It has taken years for me to get to this point in my journey out of obesity. If I had waited until I was slimmer, healthier, or better looking before challenging myself physically, much of my life would have passed. It was important for me to do things along the way, to challenge myself as much as I could physically. When I did this, I felt better for it.
Given my size at the time, it was not easy for me to walk every day. At the end of each walk my legs and feet hurt, but the sense of achievement spurred me on to do more. To help myself I visited a podiatrist regularly, saw a physiotherapist and chiropractor. I did anything I could to keep myself moving as I did not want to do back into the mindset of my past. Although I struggled to control my eating patterns, I kept walking. Starting on the flat areas, I moved on to hills and steep inclines when my strength had improved.

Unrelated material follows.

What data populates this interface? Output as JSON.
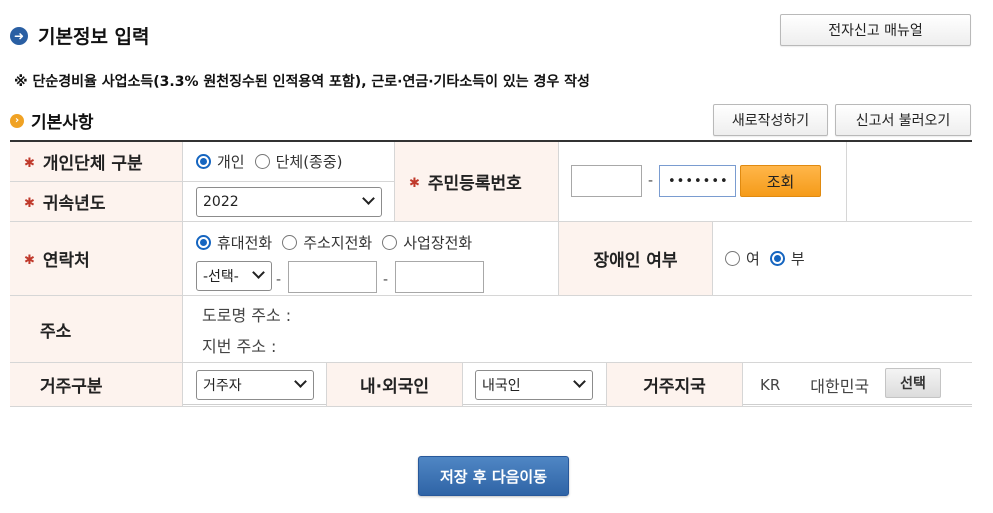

My friends encouraged me to walk with them into national parks, so my walking evolved into hiking. I hiked with the help of walking sticks, a sweat band and rain jacket in many areas of Australia. My friends walked with me in the Grampians Victoria, climbing the Pinnacle, Lamington National Park where I walked 17 km in one day, around Uluru and over Kings Canyon in Northern Territory and a 14km return hike to the summit of Mt Kosciusko, the highest peak in Australia.
I walk with knock knees, out-turned feet and my right leg which turns outward from my hip. I wear orthotics in my shoes to push my knees outward, so my legs don’t hit each other. It hurts to walk, but I do it every day. Why? Because the sense of achievement is worth every bit of pain. With every step I know I am doing the best with what I have now. I am doing my best for my heath despite my strong genetic predisposition to diabetes, heart disease and cancer.
Wherever you are, whatever your health and fitness, do the best with what you have now. Remember to celebrate the little achievements. Every step is another step to a healthier life.
In love, Jenny
Picture taken on the board walk near Cradle Mountain, Tasmania Australia.